## DATA SHOWN
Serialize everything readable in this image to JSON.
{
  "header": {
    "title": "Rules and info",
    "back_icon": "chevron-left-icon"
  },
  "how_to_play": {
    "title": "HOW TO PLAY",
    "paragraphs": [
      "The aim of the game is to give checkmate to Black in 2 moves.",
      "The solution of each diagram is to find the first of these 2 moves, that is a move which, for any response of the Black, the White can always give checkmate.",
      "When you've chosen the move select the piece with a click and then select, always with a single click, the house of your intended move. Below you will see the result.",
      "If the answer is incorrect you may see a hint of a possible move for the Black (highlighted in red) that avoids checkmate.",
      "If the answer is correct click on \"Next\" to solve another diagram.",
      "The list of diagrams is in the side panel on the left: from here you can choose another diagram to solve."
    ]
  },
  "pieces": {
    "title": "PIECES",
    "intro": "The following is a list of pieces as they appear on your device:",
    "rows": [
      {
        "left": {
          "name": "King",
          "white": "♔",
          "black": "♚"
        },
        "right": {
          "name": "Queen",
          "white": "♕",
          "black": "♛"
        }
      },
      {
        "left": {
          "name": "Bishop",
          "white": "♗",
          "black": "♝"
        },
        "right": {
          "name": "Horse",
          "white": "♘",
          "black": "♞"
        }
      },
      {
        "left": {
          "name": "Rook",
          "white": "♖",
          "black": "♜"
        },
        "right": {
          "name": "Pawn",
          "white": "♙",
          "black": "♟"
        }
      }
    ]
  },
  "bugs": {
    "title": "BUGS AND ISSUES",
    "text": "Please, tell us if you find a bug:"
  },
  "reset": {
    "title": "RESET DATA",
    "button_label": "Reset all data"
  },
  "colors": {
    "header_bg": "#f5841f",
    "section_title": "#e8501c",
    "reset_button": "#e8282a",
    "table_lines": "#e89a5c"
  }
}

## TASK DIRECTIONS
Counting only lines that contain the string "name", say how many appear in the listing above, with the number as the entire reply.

## PROBLEM SOLUTION
6